HISTORY OF THE SEVENTH-DAY CHRISTIAN CONFERENCE
The Seventh-Day Christian Conference was
incorporated as a regularly constituted religious body with headquarters in New York, New York, on the third of February 1937.
The primary objectives and purposes of the Conference are: to promulgate the faith of Jesus Christ, advance the spiritual understanding of all worshipers and followers, and to diffuse and extend the knowledge and realization of “The Commandments of God” and “The Everlasting Gospel of our Lord and Savior Jesus Christ,” as taught in the Old and New Testaments of the Holy Scriptures.
All of the beliefs of Seventh-Day Christians are Bible-based. They believe, among other things, that the Scriptures are the inspired Word of God, revealing Jesus Christ; that salvation from sin comes only through the atoning death of Jesus Christ, as a result of the exercise of faith by the sinner; that the Law of the Ten Commandments is God’s standard righteousness and is binding upon all men, since we shall be judged by it; that the only Sabbath day of the Bible is the seventh day of the week commonly known as Saturday; that the ordinances left by Jesus Christ for observances by His church are Baptism by Immersion, The Ordinance of Fellowship, and the Lord’s Supper.
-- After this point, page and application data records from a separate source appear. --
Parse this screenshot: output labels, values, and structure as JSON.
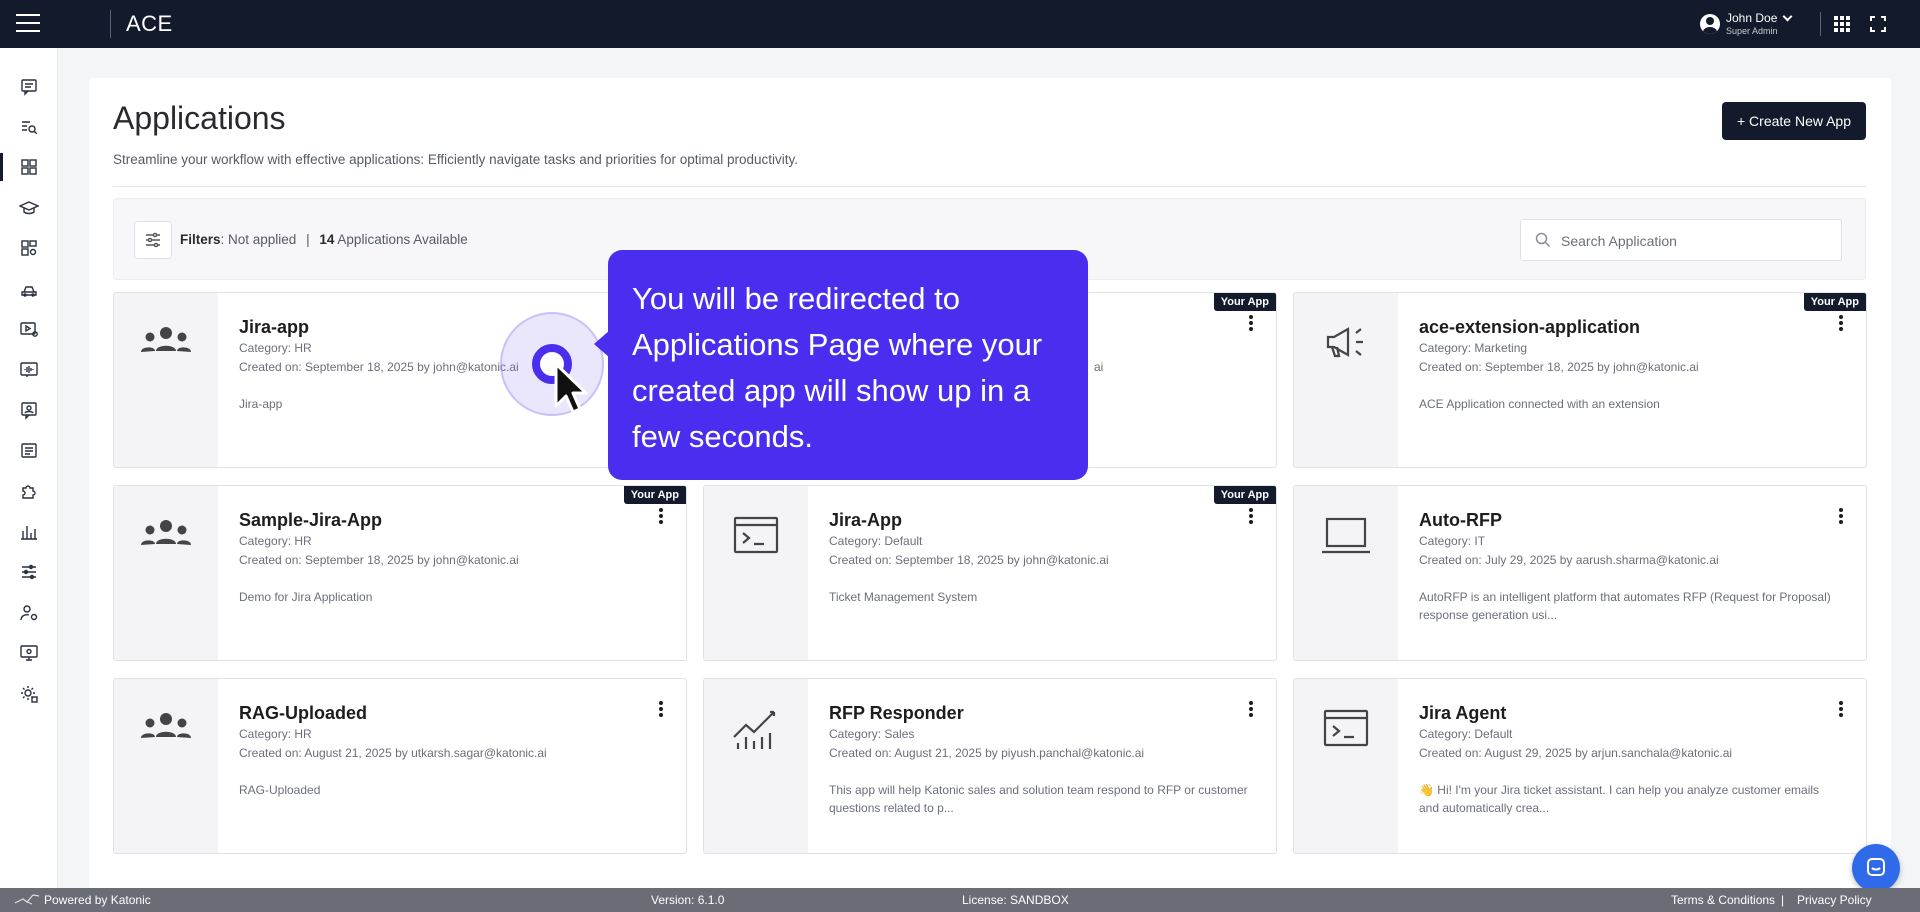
{
  "header": {
    "app_title": "ACE",
    "user_name": "John Doe",
    "user_role": "Super Admin"
  },
  "sidebar": {
    "icons": [
      "chat-icon",
      "search-list-icon",
      "apps-grid-icon",
      "graduation-cap-icon",
      "dashboard-settings-icon",
      "car-icon",
      "video-settings-icon",
      "audio-wave-icon",
      "contact-card-icon",
      "document-list-icon",
      "puzzle-icon",
      "bar-chart-icon",
      "sliders-icon",
      "user-settings-icon",
      "monitor-icon",
      "settings-gear-icon"
    ],
    "active_index": 2
  },
  "page": {
    "title": "Applications",
    "subtitle": "Streamline your workflow with effective applications: Efficiently navigate tasks and priorities for optimal productivity.",
    "create_button": "+ Create New App"
  },
  "filters": {
    "label": "Filters",
    "status": ": Not applied",
    "separator": "|",
    "count": "14",
    "count_suffix": "Applications Available",
    "search_placeholder": "Search Application"
  },
  "badge_label": "Your App",
  "apps": [
    {
      "name": "Jira-app",
      "category": "Category: HR",
      "created": "Created on: September 18, 2025 by john@katonic.ai",
      "description": "Jira-app",
      "icon": "people-group-icon",
      "your_app": false
    },
    {
      "name": "",
      "category": "",
      "created": "ai",
      "description": "",
      "icon": "",
      "your_app": true
    },
    {
      "name": "ace-extension-application",
      "category": "Category: Marketing",
      "created": "Created on: September 18, 2025 by john@katonic.ai",
      "description": "ACE Application connected with an extension",
      "icon": "megaphone-icon",
      "your_app": true
    },
    {
      "name": "Sample-Jira-App",
      "category": "Category: HR",
      "created": "Created on: September 18, 2025 by john@katonic.ai",
      "description": "Demo for Jira Application",
      "icon": "people-group-icon",
      "your_app": true
    },
    {
      "name": "Jira-App",
      "category": "Category: Default",
      "created": "Created on: September 18, 2025 by john@katonic.ai",
      "description": "Ticket Management System",
      "icon": "terminal-window-icon",
      "your_app": true
    },
    {
      "name": "Auto-RFP",
      "category": "Category: IT",
      "created": "Created on: July 29, 2025 by aarush.sharma@katonic.ai",
      "description": "AutoRFP is an intelligent platform that automates RFP (Request for Proposal) response generation usi...",
      "icon": "laptop-icon",
      "your_app": false
    },
    {
      "name": "RAG-Uploaded",
      "category": "Category: HR",
      "created": "Created on: August 21, 2025 by utkarsh.sagar@katonic.ai",
      "description": "RAG-Uploaded",
      "icon": "people-group-icon",
      "your_app": false
    },
    {
      "name": "RFP Responder",
      "category": "Category: Sales",
      "created": "Created on: August 21, 2025 by piyush.panchal@katonic.ai",
      "description": "This app will help Katonic sales and solution team respond to RFP or customer questions related to p...",
      "icon": "line-chart-icon",
      "your_app": false
    },
    {
      "name": "Jira Agent",
      "category": "Category: Default",
      "created": "Created on: August 29, 2025 by arjun.sanchala@katonic.ai",
      "description": "👋 Hi! I'm your Jira ticket assistant. I can help you analyze customer emails and automatically crea...",
      "icon": "terminal-window-icon",
      "your_app": false
    }
  ],
  "tooltip": {
    "text": "You will be redirected to Applications Page where your created app will show up in a few seconds.",
    "accent_color": "#4a2ef0"
  },
  "footer": {
    "powered_by": "Powered by Katonic",
    "version": "Version: 6.1.0",
    "license": "License: SANDBOX",
    "terms": "Terms & Conditions",
    "separator": "|",
    "privacy": "Privacy Policy"
  }
}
The Conference was formed by a group of former Seventh Day Adventists who, with others, had left that denomination in December 1928 disturbed by policies and practices they believed to be discriminatory. Believing that the Holy Scriptures reveal clearly that racial segregation or discrimination or any other form of prejudice against any human being is condemned by God as sin, these former Adventists established independent groups around the country under the name United Sabbath Day Adventists. In 1934,being dissatisfied with the leadership, several of these churches and missions were organized under the name Seventh-Day Christian Conference and were legally incorporated in 1937.
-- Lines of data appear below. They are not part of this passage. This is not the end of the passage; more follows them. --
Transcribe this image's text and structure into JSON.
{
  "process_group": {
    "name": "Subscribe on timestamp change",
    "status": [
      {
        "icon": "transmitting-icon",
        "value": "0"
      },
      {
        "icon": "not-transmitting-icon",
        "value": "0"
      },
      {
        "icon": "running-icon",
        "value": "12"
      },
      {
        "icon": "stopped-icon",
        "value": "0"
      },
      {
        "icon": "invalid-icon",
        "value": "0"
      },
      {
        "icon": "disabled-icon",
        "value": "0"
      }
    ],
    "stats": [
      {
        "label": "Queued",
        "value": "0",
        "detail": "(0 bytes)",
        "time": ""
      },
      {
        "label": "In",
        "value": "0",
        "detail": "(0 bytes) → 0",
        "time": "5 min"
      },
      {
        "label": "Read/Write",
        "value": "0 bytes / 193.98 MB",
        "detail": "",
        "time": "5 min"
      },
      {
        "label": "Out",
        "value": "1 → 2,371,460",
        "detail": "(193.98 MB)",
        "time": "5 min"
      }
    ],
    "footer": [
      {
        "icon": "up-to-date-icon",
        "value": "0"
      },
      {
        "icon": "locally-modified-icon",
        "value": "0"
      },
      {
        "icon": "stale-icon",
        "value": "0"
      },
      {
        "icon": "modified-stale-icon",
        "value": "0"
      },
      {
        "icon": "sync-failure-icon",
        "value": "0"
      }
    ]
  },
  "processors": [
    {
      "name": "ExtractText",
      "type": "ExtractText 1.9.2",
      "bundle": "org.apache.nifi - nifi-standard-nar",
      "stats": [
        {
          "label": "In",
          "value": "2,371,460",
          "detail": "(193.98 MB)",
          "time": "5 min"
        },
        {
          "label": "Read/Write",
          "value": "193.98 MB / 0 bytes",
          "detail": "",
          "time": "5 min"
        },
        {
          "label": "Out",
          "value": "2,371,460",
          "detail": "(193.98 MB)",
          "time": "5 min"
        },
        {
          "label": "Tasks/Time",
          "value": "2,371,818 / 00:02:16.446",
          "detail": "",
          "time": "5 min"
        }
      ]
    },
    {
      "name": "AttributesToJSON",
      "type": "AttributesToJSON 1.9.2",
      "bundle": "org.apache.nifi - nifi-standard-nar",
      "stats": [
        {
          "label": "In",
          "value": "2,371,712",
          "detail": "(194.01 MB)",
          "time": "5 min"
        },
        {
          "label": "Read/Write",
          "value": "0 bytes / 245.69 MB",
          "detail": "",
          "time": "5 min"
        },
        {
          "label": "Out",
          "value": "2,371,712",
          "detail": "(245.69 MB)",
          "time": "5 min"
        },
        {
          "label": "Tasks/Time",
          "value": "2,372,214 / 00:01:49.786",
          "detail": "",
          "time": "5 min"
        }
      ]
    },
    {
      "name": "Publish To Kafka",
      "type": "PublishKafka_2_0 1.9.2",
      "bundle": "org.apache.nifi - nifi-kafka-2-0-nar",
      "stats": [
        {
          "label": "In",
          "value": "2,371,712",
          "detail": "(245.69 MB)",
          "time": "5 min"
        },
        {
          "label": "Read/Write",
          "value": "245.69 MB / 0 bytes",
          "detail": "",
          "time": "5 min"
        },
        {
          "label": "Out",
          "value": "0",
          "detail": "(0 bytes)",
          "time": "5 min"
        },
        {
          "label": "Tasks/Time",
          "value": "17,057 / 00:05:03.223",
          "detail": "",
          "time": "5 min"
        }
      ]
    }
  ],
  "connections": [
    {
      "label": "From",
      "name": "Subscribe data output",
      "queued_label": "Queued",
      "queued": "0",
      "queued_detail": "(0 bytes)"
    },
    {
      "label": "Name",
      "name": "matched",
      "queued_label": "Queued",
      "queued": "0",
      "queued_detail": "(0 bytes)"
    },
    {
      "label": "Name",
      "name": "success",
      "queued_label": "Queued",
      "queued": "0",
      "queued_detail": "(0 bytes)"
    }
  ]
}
The names of the presidents from 1934 to the present are: R. Leo Soaries, Philip J. Bailey, Sr., E. Leo Warren, Dingwall C. Fleary, DeForest B. Soaries, Lionel W. Holness, Buster Soaries, Charles Ffrench and Lesford Foreman.
In December 1956, the Seventh-Day Christian Conference established a mission in Kingston, Jamaica, The West Indies and in 1964 built a church and headquarters building there for the Jamaica Mission of Seventh-Day Christians. In 1979, to carry out its objectives more effectively, the Seventh-Day Christian Conference purchased a headquarters building in New York City. All other buildings are owned by the member churches in their respective locales, except for the First Seventh-Day Christian Church of Lower Buxton, Jamaica, which building is the property of the Conference.
In 1982 the P.J. Bailey, Sr., Scholarship Fund was established to encourage young people to attain a degree in higher education. The Fund is named after a founder of the Seventh-Day Christian Conference who served the Conference in various capacities until his death in 1964. The present name of the fund is Philip J. Bailey, Sr./George A. Harewood/E.Leo Warren Scholarship Fund. To be eligible for this award, one must be a member of a Seventh-Day Christian Church or one who regularly attends a Seventh Day Christian Church or a relative of a member.
In 1999 reflecting the growth of the Jamaica Mission and its increasing autonomy; the Jamaica Mission was established as the Caribbean Conference of Seventh-Day Christians, which grew to become seven groups: the Berea S.D.C. Church in Kingston, the First Seventh-Day Christian Church of Lower Buxton in St. Ann’s, the Line Tree S.D.C. in St. Andrew’s, the Pental Vale S.D.C. Church in Bull Bay, the Top Hill S.D.C. Church in St. Catherine, and the Portmore S.D.C. Church in St. Catherine. The Top Hill Church withdrew from the Conference in 2013.
In view of the advancing age and retirement of the ministers there, the Seventh-Day Christian Conference anticipated the need to train young men for the ministry. With the support of funds from the Ministers and Workers Educational Fund, at least eight young men were trained as ministers, ordained as Elders then Pastors. Three young women were trained as workers.